The big changes happen behind the front seats, mostly due to the sloping roof line that reduces rear headroom by about 2 inches. The rear seat is also only capable of accommodating two passengers, since the large rear center console is not removable. The rear seats are reasonably comfortable, but they lack any sort of adjustment. The dramatic roof line also cuts into the cargo area. Cargo capacity is sufficient for occasional hauling, with a decent 25 cubic feet with the seats up, but with the rear seats stowed, the X6 holds only 60 cubic feet (compared to the X5's 75 cubes). That's less capacity than what you'll get out of a Hyundai Tucson.
The 2011 BMW X6 delivers an astonishing amount of performance considering its size and weight. Cornering prowess is impressive thanks to a nearly perfect 50/50 weight distribution, wide, sticky tires and the Dynamic Performance Control all-wheel-drive system. The steering is another standout when going fast, but at slower speeds, it can be a tad too heavy.

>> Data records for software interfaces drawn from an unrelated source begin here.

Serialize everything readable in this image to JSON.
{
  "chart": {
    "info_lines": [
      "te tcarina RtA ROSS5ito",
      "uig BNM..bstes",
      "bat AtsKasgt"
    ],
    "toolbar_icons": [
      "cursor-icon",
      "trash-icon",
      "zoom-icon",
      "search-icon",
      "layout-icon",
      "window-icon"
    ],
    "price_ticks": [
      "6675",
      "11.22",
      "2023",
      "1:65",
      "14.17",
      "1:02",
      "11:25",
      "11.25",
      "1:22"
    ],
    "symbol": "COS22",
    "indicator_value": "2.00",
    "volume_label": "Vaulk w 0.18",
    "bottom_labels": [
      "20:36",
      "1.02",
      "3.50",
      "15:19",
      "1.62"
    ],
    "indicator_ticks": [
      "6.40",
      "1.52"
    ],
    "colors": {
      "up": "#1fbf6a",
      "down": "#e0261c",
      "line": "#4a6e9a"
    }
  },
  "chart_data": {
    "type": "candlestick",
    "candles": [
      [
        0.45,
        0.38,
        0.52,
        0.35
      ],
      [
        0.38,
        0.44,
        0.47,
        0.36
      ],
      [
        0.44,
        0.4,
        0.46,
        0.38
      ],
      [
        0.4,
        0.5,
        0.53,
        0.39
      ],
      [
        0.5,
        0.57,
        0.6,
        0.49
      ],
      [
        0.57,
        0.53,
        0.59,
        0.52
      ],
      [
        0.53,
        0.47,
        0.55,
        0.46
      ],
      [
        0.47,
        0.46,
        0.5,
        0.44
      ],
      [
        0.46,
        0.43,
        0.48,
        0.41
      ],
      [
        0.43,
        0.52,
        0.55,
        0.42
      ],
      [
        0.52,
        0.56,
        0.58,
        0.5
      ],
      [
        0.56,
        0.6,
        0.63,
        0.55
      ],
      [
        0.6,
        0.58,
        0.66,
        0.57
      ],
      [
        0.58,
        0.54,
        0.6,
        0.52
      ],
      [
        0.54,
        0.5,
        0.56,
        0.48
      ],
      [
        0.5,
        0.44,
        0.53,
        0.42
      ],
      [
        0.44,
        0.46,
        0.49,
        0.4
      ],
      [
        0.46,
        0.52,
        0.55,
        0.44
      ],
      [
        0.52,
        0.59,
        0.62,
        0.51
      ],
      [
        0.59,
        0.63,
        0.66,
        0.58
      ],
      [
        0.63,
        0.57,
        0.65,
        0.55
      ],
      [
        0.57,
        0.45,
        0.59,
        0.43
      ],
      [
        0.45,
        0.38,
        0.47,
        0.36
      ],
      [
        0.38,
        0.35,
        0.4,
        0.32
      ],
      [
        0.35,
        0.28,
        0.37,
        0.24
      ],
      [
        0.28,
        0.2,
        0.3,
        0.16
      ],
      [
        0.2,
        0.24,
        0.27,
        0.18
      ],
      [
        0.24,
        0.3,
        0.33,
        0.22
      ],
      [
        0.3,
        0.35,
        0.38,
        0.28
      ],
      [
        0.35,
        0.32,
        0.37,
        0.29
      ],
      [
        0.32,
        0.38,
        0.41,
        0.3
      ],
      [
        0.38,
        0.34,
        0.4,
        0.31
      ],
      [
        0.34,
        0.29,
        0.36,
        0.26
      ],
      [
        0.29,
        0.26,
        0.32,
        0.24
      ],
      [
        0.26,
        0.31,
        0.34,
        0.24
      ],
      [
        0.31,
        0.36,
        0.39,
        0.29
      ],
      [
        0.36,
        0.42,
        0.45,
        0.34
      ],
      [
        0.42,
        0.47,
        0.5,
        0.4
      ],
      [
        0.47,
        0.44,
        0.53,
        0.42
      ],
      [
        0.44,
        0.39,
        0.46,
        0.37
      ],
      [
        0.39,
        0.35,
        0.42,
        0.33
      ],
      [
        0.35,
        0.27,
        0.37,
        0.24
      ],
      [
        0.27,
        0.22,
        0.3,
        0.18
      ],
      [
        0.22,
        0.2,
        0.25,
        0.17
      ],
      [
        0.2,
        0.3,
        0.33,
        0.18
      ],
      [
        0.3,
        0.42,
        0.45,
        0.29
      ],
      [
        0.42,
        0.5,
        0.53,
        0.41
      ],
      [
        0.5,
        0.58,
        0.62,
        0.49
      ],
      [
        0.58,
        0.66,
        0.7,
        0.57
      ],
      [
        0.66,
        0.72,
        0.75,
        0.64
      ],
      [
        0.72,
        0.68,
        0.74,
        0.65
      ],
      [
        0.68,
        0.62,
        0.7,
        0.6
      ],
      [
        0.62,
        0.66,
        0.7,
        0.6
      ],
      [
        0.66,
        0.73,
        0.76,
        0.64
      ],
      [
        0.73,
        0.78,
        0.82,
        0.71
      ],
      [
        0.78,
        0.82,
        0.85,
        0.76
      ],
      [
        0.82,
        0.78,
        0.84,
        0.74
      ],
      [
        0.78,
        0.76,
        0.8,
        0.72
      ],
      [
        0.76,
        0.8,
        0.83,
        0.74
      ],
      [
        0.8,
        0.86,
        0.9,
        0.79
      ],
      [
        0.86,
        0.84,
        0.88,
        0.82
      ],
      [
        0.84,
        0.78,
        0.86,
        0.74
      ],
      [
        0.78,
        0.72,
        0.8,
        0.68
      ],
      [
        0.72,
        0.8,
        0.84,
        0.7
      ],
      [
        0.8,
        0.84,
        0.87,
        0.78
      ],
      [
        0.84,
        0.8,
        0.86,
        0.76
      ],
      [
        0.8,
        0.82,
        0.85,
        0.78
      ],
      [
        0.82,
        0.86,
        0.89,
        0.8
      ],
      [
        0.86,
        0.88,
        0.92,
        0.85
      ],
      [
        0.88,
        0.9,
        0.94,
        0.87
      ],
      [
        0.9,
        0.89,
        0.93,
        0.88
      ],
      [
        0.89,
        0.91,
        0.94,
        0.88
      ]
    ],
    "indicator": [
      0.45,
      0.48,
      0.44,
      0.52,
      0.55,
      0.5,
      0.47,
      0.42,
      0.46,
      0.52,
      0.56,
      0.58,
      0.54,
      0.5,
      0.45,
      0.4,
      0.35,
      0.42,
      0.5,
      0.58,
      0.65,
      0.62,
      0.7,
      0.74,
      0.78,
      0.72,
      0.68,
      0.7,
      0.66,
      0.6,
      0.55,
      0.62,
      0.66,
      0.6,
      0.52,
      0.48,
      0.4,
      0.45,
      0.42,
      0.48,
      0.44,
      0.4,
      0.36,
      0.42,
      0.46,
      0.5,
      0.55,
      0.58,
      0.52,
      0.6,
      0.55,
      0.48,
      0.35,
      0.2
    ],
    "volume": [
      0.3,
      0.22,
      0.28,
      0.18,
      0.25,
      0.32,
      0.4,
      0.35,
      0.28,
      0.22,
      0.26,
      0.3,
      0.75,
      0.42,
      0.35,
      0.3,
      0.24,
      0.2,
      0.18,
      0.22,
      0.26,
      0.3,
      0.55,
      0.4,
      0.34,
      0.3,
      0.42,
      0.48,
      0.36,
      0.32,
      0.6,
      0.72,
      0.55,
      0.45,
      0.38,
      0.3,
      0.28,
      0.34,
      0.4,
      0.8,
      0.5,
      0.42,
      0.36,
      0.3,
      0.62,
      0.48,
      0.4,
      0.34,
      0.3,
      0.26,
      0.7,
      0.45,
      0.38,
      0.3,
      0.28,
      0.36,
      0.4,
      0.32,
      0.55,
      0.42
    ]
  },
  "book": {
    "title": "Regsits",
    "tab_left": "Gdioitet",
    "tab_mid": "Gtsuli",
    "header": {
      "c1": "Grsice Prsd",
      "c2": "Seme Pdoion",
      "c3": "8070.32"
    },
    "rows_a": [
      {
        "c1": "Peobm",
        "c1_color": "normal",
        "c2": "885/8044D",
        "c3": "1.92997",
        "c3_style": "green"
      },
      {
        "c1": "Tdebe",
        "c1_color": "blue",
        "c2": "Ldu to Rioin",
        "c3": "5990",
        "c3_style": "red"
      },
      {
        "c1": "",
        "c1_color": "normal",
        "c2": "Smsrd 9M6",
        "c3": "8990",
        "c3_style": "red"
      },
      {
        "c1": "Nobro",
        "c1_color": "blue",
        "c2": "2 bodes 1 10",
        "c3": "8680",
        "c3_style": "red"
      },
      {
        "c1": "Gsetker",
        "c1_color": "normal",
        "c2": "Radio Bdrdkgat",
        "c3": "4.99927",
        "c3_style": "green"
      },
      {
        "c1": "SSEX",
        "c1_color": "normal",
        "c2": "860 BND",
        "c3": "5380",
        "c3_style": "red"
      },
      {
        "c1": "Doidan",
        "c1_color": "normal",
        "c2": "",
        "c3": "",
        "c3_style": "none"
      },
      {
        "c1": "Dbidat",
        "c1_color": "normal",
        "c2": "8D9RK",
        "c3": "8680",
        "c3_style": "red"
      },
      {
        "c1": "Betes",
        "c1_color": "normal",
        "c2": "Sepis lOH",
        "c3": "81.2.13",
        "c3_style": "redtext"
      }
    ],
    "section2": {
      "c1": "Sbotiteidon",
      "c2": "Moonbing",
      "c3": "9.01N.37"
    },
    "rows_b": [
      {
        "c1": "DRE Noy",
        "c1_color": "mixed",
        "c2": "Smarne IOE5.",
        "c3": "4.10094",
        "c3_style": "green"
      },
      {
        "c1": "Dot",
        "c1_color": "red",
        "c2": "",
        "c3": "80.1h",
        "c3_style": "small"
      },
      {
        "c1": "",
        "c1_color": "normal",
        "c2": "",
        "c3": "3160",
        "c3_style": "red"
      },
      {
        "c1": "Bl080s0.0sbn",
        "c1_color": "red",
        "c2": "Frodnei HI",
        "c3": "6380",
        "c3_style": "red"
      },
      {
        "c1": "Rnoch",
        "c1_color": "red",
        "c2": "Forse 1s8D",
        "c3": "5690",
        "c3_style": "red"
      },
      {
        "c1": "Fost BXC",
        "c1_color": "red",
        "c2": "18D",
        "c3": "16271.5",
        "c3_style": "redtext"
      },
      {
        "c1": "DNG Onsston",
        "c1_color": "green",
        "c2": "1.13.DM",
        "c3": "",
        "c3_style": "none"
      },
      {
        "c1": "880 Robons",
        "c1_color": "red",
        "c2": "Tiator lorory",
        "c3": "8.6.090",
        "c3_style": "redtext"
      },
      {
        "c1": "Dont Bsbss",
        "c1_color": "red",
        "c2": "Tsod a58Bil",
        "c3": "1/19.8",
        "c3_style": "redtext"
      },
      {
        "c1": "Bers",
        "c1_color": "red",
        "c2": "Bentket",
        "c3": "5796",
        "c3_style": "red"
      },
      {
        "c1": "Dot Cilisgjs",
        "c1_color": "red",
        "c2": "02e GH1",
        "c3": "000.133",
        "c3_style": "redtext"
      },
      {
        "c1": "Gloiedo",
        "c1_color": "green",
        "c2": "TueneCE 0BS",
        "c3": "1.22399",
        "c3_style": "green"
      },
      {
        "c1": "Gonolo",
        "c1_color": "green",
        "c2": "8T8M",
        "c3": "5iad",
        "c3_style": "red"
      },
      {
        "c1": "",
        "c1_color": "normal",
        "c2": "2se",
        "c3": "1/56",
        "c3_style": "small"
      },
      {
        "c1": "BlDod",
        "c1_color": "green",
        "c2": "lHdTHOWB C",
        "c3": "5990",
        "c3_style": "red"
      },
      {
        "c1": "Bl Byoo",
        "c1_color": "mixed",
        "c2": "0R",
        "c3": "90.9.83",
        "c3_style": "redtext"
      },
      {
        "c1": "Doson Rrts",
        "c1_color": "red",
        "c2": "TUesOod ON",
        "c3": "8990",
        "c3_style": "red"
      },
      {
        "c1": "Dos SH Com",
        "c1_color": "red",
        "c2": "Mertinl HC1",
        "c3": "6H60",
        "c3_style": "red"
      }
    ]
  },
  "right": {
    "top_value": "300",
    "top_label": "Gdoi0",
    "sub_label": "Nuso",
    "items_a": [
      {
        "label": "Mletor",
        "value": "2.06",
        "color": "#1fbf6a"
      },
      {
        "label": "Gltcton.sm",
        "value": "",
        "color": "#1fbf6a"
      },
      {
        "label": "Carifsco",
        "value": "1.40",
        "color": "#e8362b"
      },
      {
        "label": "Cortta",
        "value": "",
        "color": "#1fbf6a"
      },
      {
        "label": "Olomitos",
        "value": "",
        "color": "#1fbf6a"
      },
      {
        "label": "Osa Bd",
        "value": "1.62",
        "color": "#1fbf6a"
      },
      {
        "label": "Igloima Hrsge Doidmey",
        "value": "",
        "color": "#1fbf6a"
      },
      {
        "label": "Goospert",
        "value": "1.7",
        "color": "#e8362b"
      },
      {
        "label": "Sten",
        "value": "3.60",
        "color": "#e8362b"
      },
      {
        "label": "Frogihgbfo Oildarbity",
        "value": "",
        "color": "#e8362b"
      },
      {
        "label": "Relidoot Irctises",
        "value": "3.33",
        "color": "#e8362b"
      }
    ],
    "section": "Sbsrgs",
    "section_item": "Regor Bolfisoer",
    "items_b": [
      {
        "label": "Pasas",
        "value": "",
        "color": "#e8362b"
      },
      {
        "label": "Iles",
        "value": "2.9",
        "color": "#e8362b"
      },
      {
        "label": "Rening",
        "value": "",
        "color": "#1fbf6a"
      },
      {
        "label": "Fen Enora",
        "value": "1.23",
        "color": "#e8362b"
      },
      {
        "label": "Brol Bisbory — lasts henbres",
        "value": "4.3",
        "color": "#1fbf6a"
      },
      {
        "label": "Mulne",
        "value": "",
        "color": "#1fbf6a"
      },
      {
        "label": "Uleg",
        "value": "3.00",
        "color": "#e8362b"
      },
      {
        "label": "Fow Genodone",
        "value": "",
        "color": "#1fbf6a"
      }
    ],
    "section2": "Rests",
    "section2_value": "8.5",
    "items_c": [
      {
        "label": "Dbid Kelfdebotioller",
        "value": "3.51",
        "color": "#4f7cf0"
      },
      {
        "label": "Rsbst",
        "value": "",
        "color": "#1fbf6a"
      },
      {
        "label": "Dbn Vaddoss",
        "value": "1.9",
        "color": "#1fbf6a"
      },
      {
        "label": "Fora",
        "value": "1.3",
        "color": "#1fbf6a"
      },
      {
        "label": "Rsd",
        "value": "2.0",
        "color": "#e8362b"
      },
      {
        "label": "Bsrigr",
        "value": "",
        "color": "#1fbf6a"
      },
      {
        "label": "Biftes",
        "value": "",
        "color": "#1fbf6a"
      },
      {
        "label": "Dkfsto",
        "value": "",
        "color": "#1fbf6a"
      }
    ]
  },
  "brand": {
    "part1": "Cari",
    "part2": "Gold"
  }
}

Acceleration is brisk with either of the available engines -- the 35i is definitely more than enough. Braking power is remarkably strong and fade-free, especially considering this big Bimmer's heft. Despite the X6's athletic performance, ride comfort does not suffer. In everyday driving, the cabin keeps road and wind noise to a minimum, while the suspension soaks up road imperfections with ease.